RECORD SET:
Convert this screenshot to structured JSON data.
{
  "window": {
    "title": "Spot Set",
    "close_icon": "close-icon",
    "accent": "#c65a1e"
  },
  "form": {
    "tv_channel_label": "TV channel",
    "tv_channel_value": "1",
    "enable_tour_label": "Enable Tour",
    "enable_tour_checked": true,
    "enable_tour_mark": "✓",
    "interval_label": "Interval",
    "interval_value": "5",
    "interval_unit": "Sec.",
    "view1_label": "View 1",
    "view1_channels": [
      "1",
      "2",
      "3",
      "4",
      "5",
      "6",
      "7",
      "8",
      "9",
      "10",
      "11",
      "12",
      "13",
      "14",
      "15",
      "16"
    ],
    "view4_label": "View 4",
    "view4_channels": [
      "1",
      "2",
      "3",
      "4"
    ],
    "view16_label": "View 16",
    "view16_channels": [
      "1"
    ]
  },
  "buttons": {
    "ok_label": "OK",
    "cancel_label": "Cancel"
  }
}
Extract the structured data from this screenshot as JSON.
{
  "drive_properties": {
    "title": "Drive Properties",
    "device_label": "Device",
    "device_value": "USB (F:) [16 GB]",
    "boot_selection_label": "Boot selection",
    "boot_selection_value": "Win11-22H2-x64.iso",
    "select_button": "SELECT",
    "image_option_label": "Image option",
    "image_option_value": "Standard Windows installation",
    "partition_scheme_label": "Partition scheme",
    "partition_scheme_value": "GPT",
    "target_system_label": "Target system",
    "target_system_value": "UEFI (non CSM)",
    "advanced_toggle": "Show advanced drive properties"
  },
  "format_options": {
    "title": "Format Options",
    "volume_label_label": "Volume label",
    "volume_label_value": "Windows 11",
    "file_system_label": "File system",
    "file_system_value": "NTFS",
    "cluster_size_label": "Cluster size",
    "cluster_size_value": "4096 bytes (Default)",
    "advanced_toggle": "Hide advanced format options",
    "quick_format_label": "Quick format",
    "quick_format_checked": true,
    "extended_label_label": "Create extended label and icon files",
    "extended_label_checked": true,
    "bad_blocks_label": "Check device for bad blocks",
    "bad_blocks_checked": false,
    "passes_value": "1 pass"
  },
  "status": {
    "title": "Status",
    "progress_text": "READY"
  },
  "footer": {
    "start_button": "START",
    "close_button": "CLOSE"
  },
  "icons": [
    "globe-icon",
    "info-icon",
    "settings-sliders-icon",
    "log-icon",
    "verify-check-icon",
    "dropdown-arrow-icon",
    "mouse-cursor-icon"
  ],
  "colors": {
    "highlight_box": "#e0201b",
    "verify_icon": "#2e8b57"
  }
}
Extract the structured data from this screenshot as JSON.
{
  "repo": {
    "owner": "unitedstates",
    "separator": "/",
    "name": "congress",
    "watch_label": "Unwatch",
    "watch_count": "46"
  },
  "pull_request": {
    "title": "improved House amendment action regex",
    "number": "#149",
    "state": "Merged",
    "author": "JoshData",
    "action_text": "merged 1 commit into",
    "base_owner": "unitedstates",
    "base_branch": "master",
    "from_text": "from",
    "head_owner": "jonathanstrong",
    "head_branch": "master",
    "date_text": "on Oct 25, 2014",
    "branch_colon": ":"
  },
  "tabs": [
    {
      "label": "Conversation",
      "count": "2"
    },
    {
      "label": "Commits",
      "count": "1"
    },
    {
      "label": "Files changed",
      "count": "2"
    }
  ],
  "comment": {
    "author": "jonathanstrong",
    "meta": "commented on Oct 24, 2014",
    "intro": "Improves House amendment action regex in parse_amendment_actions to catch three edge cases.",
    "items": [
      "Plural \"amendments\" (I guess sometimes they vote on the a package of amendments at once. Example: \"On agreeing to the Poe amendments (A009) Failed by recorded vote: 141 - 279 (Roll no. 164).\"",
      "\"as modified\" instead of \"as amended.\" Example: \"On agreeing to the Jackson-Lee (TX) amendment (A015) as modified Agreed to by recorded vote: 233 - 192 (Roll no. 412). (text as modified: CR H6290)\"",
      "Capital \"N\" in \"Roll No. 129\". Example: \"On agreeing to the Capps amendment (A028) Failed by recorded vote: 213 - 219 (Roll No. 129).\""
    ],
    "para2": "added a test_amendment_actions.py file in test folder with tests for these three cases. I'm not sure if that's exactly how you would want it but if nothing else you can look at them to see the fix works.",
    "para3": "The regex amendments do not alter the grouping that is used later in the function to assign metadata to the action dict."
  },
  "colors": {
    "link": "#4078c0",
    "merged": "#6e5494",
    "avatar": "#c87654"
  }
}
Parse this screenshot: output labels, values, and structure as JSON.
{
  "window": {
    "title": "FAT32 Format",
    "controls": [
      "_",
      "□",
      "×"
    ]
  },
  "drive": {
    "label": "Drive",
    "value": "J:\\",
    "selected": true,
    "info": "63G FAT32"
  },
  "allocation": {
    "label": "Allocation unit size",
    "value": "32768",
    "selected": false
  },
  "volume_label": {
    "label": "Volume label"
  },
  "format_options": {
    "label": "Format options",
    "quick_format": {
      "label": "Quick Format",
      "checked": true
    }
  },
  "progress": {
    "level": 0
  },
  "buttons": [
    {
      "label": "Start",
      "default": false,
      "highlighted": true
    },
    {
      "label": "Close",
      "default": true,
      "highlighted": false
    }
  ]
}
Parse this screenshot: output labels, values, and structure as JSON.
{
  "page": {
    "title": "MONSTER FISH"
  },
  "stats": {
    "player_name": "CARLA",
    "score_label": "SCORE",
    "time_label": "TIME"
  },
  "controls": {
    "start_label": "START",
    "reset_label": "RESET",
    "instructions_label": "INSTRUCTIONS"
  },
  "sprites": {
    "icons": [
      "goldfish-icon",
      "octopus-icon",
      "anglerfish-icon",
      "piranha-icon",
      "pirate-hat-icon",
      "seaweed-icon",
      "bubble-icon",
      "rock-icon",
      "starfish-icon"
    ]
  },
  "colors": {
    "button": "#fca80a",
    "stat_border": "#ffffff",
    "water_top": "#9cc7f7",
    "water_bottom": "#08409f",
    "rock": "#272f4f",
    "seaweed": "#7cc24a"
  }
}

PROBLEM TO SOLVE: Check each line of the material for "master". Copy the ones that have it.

WRITTEN ANSWER:
    "base_branch": "master",
    "head_branch": "master",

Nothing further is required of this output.